Computer cases come in a variety of shapes and sizes. After all, the equipment itself doesn't care if it has a case around it or not. In a zero-gravity environment, the components COULD be connected by nothing but wires and cables and function normally (though the torque provided by the spinning disks would probably twist cables and cause the drives to bounce around at the ends of their wires, possibly striking other components, the walls or furnishings, and maybe shorting something out, causing a huge fire that kills several people through burns and smoke inhalation, if somebody doesn't first spin a weightless drop of liquid that is harmless until it hits an electrical component at which time it converts into a noxious gas that, while it doesn't in itself kill, disables the voluntary nerves, causing the computer user to die because he CAN'T FEED HIMSELF!). But I digress. All in all, I'll stick with a case.
Cases can be made for laptop, notebook or fixed location use. I'm going to concern myself with the fixed location cases. This is because the characteristics of laptops and notebooks have similar qualities but on a smaller scale. Desktop cases sit flat and the disk drives and motherboard also sit flat. In a mini-tower or tower case the motherboard sits vertical while the disk drives normally sit horizontal. Some cases have 3.5" format drive bays that mount vertically.
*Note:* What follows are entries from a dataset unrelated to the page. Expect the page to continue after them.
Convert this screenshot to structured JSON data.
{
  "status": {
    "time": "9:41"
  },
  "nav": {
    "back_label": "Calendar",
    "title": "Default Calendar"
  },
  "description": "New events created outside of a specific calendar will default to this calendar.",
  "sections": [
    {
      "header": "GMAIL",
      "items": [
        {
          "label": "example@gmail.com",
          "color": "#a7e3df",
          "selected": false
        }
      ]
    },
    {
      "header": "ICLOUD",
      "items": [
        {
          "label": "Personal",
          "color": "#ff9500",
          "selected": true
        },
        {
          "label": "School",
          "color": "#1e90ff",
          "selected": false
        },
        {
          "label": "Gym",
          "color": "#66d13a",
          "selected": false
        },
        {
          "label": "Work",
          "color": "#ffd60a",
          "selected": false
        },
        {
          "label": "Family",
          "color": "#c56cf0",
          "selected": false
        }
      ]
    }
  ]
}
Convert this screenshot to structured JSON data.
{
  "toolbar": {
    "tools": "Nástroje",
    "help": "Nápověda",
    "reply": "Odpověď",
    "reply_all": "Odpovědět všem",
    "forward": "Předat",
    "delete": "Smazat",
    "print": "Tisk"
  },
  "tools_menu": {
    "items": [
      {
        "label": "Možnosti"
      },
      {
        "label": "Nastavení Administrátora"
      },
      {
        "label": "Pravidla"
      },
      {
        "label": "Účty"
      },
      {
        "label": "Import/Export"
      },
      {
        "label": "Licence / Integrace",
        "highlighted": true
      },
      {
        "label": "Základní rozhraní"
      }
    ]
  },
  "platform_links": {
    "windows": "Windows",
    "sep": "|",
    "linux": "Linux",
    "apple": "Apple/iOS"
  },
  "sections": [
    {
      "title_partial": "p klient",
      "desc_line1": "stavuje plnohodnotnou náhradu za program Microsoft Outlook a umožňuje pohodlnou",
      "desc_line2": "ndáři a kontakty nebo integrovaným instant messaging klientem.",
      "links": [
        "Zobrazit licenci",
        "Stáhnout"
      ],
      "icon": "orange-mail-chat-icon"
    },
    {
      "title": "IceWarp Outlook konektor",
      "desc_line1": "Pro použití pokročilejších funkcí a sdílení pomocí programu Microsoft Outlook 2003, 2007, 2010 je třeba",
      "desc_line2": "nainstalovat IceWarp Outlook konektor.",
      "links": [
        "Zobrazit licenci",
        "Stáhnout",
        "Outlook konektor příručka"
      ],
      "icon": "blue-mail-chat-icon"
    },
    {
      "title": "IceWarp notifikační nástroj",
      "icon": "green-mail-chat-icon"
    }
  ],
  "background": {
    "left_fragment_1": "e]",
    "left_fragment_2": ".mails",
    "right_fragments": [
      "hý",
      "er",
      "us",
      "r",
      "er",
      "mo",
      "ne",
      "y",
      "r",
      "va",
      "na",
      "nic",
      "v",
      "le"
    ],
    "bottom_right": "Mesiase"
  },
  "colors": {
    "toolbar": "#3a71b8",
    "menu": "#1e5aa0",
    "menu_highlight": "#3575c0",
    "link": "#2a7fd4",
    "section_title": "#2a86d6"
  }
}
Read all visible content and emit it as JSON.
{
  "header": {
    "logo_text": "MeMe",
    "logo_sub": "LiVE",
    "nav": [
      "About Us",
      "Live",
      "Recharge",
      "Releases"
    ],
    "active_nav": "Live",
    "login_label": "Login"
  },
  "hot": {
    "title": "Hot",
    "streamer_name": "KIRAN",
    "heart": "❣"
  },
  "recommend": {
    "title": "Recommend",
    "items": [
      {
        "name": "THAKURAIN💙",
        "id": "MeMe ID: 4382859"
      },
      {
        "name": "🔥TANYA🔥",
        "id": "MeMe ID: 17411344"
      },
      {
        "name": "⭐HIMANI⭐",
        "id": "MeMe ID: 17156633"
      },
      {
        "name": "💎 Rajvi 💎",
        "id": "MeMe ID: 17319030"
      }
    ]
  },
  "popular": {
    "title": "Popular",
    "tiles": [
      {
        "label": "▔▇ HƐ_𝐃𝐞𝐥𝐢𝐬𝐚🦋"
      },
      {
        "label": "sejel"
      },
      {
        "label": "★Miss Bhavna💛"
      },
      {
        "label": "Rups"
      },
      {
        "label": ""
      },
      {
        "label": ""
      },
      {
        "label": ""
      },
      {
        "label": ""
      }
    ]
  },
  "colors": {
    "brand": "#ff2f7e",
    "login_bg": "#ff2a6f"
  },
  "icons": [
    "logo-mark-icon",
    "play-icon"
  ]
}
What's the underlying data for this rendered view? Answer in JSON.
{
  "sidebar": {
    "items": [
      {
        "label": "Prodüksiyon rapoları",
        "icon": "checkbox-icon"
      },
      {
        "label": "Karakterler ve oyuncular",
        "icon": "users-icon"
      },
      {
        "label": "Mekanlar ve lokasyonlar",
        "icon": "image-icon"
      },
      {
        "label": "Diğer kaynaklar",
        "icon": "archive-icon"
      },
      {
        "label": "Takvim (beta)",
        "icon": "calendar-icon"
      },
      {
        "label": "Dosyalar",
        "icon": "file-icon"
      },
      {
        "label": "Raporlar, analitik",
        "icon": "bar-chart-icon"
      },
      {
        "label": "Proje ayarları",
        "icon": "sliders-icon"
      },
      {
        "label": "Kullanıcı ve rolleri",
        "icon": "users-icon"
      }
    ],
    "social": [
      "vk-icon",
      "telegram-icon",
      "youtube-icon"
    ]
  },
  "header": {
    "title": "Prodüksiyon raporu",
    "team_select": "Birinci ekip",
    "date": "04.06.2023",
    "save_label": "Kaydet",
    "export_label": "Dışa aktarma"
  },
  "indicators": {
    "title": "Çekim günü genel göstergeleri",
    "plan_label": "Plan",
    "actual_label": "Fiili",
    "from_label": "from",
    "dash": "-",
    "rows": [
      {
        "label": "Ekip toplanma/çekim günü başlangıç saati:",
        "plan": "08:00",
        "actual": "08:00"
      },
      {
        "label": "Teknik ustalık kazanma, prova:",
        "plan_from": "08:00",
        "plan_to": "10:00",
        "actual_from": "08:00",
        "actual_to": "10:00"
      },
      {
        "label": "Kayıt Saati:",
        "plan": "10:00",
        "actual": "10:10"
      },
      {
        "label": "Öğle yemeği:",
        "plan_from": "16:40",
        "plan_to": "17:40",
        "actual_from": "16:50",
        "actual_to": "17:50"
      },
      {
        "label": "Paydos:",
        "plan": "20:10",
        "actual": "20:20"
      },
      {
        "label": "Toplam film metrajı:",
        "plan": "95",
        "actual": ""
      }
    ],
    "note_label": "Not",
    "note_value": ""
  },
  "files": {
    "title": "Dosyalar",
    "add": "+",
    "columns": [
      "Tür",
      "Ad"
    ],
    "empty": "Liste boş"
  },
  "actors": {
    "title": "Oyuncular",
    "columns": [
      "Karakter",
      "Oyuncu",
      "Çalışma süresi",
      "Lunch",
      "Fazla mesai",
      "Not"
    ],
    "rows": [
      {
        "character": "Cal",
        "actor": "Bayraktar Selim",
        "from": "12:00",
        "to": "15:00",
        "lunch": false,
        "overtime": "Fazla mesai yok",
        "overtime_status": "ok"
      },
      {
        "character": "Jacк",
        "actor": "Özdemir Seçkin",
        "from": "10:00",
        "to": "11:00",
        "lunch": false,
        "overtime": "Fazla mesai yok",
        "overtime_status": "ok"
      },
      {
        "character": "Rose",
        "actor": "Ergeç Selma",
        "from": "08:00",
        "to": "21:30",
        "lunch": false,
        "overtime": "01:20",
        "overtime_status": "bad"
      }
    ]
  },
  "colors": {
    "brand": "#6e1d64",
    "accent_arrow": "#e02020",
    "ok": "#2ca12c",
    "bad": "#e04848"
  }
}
Power supply, motherboard and disk drives mount to the case. Buying a case usually means buying a power supply as these are sold as a unit. A panel on the front has the power, turbo and reset switches and also has the power, turbo and hard disk LED's. It also sometimes has a keylock switch. These switches and lights connect to pin headers on the motherboard.
On the bottom panel is where the motherboard is mounted. Plastic stand-offs clip into the motherboard at certain locations and metal stand-off screws are screwed into the panel. Fobs on the plastic stand-off clips slide into slots on the panel and screw holes are lined up over the stand-off screws. The motherboard is now screwed in place.
In the front of the case are the drive bays. The drive bays on today's desktop computers come in two standard formats, 5.25" and 3.5". The large 5.25", half-height disk drive will just fit into a 5.25" bay and is screwed in at four screw holes on its sides. Some five and a quarter drive bays are wider than that and you must screw on guides that fit into the bay slots. Three and a half inch drive bays fit the smaller hard disks and 3.5" floppy drives. Again, the drives are normally secured with four screws. Mounting kits can be added to 3.5" drives to make them fit into cases that have 5.25" but no 3.5" drive bays.
On the back of the case are the expansion slots. On a typical, non-riser case, there are seven or eight expansion slots perpendicular from the motherboard. They allow cable connections to the expansion cards without opening up the case. On the top of each slot is a place for the spoon on the card to be screwed down so that the card will not slide out of its slot.
So, the case holds four major components: 1) Power Supply 2) Motherboard 3) Disk Drives 4) Expansion Cards. And, of course, the cabling that connects these components one to the other.
Updated January 24, 1998, 10:52pm. firstname.lastname@example.org